Task requirements: Each record must be repeated exactly. None may be dropped.

Listed entries:
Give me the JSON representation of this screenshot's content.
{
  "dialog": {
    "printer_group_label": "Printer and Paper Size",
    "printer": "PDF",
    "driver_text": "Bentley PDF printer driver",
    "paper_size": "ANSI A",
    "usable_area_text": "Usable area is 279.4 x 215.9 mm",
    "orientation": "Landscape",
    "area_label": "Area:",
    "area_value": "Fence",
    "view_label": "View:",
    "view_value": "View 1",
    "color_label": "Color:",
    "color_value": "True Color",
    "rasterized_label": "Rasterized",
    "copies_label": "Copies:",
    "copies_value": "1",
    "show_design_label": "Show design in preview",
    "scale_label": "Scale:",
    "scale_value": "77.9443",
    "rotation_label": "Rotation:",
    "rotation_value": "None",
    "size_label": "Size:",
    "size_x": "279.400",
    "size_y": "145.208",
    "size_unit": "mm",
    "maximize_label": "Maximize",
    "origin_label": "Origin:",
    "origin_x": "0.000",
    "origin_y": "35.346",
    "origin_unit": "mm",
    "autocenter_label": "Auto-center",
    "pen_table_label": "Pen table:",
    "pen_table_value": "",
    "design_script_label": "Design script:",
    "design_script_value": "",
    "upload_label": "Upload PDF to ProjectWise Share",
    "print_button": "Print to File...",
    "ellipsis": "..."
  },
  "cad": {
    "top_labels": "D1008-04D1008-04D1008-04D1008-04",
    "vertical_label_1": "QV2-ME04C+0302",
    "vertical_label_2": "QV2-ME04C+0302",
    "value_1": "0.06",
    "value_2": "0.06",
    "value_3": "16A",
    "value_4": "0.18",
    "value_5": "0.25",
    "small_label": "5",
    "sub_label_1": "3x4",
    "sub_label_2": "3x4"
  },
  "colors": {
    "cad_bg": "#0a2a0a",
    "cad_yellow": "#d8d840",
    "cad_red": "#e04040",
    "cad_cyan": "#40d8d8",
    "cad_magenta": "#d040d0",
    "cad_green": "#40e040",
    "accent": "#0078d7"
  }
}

Task output:
Give me the JSON representation of this screenshot's content.
{
  "dialog": {
    "printer_group_label": "Printer and Paper Size",
    "printer": "PDF",
    "driver_text": "Bentley PDF printer driver",
    "paper_size": "ANSI A",
    "usable_area_text": "Usable area is 279.4 x 215.9 mm",
    "orientation": "Landscape",
    "area_label": "Area:",
    "area_value": "Fence",
    "view_label": "View:",
    "view_value": "View 1",
    "color_label": "Color:",
    "color_value": "True Color",
    "rasterized_label": "Rasterized",
    "copies_label": "Copies:",
    "copies_value": "1",
    "show_design_label": "Show design in preview",
    "scale_label": "Scale:",
    "scale_value": "77.9443",
    "rotation_label": "Rotation:",
    "rotation_value": "None",
    "size_label": "Size:",
    "size_x": "279.400",
    "size_y": "145.208",
    "size_unit": "mm",
    "maximize_label": "Maximize",
    "origin_label": "Origin:",
    "origin_x": "0.000",
    "origin_y": "35.346",
    "origin_unit": "mm",
    "autocenter_label": "Auto-center",
    "pen_table_label": "Pen table:",
    "pen_table_value": "",
    "design_script_label": "Design script:",
    "design_script_value": "",
    "upload_label": "Upload PDF to ProjectWise Share",
    "print_button": "Print to File...",
    "ellipsis": "..."
  },
  "cad": {
    "top_labels": "D1008-04D1008-04D1008-04D1008-04",
    "vertical_label_1": "QV2-ME04C+0302",
    "vertical_label_2": "QV2-ME04C+0302",
    "value_1": "0.06",
    "value_2": "0.06",
    "value_3": "16A",
    "value_4": "0.18",
    "value_5": "0.25",
    "small_label": "5",
    "sub_label_1": "3x4",
    "sub_label_2": "3x4"
  },
  "colors": {
    "cad_bg": "#0a2a0a",
    "cad_yellow": "#d8d840",
    "cad_red": "#e04040",
    "cad_cyan": "#40d8d8",
    "cad_magenta": "#d040d0",
    "cad_green": "#40e040",
    "accent": "#0078d7"
  }
}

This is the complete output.